*** Available data Section Begins ***

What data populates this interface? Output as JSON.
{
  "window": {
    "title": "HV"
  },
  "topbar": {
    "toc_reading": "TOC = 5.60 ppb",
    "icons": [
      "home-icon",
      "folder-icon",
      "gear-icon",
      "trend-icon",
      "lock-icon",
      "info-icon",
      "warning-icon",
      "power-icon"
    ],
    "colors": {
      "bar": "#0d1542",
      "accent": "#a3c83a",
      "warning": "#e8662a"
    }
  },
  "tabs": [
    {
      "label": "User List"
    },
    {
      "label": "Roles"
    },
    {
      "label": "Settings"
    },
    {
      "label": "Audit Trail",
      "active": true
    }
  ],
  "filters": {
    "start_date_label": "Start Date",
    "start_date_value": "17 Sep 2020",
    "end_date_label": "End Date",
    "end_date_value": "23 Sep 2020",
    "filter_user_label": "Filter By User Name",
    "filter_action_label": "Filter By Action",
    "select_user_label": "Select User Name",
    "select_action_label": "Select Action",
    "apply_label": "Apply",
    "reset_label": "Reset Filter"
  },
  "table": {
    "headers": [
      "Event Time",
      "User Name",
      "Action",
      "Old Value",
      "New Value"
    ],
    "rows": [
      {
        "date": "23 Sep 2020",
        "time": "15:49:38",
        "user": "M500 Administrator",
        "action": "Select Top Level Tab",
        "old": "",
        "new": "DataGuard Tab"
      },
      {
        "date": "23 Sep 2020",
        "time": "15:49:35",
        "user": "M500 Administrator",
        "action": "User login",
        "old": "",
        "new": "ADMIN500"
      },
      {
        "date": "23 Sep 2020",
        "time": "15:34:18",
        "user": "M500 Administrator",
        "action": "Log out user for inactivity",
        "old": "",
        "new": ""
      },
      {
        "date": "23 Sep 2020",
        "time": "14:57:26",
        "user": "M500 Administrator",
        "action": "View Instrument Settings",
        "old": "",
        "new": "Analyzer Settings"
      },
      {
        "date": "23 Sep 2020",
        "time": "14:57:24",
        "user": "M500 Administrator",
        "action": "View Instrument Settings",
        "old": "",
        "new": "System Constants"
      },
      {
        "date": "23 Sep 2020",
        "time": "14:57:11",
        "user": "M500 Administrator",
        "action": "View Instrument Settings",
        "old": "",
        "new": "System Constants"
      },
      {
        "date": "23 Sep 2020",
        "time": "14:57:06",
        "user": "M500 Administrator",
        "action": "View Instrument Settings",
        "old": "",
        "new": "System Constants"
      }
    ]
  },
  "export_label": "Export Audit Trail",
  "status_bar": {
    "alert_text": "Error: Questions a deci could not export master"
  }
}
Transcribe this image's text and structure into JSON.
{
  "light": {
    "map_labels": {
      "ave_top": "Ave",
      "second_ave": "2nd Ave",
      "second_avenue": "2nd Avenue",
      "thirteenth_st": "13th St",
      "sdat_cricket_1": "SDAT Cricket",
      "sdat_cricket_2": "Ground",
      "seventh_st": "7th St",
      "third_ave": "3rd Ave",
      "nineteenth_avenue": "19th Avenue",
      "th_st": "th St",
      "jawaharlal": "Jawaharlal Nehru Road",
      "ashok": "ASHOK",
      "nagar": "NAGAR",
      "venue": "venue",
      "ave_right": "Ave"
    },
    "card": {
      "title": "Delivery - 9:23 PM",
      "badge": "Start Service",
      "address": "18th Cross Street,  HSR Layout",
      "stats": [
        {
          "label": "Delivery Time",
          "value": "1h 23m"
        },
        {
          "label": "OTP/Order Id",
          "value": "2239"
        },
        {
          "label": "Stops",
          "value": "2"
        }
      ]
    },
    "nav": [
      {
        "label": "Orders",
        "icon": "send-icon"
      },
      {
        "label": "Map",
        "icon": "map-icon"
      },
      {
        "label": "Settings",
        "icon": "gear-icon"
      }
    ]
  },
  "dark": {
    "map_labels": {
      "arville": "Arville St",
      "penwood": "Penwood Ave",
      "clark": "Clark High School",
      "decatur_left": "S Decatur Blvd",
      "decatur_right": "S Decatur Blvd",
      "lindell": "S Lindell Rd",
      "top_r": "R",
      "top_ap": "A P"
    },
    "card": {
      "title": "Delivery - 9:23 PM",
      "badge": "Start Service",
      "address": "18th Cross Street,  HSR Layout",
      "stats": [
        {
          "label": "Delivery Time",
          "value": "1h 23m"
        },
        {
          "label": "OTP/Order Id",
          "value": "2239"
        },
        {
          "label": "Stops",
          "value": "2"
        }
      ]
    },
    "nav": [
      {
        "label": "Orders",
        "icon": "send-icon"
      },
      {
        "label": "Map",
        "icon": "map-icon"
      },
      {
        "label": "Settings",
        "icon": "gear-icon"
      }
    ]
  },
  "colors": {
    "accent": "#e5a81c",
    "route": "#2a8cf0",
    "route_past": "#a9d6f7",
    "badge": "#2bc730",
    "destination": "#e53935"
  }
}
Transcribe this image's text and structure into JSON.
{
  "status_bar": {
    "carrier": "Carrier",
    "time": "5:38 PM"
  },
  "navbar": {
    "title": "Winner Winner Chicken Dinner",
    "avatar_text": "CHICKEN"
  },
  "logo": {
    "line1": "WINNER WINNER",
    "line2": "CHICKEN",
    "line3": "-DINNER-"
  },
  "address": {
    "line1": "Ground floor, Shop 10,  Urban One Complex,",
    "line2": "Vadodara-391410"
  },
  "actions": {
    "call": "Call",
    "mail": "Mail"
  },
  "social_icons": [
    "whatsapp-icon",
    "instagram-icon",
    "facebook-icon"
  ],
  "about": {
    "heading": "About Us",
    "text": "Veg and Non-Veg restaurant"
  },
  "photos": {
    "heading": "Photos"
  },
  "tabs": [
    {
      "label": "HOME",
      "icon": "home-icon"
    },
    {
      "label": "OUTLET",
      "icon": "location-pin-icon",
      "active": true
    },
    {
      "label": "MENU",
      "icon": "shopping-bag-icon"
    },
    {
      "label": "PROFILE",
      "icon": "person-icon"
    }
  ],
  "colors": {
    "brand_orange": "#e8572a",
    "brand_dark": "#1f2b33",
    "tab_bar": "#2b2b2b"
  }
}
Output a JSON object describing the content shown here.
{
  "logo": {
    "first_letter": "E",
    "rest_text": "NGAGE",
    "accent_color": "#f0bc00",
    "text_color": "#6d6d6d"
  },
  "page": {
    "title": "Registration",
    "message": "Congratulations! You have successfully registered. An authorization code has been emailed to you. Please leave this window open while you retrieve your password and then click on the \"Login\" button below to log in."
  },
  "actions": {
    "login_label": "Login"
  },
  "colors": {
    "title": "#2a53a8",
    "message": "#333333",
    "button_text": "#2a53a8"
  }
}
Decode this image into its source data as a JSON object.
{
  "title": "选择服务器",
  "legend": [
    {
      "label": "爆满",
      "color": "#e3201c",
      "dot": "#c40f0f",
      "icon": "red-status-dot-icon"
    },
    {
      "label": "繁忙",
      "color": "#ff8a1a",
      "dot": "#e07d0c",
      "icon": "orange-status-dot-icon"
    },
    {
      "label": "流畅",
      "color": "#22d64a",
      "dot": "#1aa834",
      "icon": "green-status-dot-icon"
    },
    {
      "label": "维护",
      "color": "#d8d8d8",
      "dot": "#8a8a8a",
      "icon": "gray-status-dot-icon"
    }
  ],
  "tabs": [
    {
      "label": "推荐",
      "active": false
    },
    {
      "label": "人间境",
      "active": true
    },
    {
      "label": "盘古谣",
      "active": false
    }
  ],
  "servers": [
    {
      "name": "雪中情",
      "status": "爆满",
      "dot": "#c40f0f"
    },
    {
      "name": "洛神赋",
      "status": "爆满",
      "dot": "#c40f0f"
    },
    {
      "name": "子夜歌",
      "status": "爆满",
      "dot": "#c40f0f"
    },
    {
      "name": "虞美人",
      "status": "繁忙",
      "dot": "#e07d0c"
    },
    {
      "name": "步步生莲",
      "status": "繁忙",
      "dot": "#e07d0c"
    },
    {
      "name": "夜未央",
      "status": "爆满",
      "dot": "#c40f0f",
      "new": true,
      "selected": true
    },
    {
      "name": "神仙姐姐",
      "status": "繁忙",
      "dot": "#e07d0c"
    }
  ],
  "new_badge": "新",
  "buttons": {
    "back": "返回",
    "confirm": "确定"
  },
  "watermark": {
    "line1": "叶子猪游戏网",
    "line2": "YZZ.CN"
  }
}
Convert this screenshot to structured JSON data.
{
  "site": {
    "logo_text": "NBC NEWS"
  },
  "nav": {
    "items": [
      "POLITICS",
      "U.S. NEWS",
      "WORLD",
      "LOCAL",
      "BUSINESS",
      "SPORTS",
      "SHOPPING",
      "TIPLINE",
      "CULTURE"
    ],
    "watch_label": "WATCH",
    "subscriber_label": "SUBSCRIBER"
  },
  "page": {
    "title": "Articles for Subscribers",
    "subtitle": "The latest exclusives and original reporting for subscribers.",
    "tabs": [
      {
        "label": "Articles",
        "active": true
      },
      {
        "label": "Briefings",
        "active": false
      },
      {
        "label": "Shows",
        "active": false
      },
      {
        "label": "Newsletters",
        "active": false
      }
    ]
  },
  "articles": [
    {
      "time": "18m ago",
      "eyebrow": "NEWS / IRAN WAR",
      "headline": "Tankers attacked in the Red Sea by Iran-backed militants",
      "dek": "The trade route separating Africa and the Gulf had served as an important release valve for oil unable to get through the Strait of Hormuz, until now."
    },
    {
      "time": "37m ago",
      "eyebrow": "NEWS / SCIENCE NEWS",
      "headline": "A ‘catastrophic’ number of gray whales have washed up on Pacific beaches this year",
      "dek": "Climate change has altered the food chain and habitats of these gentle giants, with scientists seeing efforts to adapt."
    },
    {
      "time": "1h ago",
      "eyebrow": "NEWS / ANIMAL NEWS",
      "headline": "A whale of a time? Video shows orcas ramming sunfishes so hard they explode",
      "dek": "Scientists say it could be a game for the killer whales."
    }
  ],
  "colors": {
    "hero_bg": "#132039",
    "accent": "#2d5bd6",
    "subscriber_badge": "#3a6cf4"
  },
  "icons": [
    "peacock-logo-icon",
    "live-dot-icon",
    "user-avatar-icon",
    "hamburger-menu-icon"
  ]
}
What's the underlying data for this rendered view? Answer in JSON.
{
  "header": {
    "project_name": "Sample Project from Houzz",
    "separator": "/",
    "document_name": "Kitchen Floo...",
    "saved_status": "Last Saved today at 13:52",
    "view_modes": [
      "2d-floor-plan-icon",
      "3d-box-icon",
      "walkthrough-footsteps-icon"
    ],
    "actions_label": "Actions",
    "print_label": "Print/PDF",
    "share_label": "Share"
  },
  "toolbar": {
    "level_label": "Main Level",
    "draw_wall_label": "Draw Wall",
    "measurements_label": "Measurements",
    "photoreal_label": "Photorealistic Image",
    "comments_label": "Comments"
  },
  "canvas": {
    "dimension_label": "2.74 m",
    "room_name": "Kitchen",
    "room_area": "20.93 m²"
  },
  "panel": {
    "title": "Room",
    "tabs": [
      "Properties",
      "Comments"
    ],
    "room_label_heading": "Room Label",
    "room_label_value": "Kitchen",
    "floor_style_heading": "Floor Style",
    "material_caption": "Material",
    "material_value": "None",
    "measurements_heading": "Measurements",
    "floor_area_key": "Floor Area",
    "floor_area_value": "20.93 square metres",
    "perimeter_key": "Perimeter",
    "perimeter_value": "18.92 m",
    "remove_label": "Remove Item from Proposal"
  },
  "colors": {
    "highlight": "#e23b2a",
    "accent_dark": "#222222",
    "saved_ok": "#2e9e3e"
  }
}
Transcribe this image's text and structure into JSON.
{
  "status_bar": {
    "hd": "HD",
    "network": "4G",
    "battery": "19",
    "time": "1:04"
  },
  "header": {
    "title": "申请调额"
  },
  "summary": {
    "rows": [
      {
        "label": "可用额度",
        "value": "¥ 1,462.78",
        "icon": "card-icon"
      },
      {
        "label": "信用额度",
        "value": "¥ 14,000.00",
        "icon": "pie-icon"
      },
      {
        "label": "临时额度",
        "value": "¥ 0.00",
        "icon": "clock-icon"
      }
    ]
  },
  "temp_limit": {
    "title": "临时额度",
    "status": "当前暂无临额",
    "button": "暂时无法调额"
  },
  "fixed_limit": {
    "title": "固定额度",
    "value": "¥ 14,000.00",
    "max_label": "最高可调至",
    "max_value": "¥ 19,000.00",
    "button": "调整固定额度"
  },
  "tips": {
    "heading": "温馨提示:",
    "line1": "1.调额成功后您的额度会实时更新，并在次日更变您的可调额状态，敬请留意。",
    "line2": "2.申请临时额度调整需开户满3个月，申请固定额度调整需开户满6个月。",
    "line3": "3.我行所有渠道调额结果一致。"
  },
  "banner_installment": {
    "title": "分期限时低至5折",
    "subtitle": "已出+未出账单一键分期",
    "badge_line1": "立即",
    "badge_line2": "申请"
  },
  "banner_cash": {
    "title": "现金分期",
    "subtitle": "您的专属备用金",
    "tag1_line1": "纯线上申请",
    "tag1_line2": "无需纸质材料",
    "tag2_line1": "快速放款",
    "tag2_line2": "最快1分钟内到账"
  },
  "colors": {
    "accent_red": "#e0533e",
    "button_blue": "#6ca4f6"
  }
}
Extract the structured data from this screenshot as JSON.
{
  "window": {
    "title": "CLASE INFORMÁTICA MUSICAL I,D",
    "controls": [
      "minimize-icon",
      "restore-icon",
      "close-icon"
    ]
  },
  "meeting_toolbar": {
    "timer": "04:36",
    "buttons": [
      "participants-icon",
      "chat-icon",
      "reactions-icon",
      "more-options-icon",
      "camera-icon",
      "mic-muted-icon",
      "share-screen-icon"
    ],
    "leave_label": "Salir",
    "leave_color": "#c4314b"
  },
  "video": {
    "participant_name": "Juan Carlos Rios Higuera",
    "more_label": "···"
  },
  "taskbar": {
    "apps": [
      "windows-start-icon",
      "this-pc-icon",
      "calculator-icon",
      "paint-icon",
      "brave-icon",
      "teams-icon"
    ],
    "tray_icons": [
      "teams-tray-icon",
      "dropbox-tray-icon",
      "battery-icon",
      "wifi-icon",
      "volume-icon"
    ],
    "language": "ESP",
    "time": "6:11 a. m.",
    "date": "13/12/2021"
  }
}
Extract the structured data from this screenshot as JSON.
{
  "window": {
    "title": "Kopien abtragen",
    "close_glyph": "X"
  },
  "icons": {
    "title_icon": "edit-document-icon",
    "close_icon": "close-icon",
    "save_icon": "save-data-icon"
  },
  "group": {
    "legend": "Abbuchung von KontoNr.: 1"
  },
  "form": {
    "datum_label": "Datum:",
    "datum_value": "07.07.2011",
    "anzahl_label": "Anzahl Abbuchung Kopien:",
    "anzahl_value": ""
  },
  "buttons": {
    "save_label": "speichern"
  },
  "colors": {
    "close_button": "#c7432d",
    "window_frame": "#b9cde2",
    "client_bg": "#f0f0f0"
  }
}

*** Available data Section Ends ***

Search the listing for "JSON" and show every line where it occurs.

* [Response]
What data populates this interface? Output as JSON.
Transcribe this image's text and structure into JSON.
Transcribe this image's text and structure into JSON.
Output a JSON object describing the content shown here.
Decode this image into its source data as a JSON object.
Convert this screenshot to structured JSON data.
What's the underlying data for this rendered view? Answer in JSON.
Transcribe this image's text and structure into JSON.
Extract the structured data from this screenshot as JSON.
Extract the structured data from this screenshot as JSON.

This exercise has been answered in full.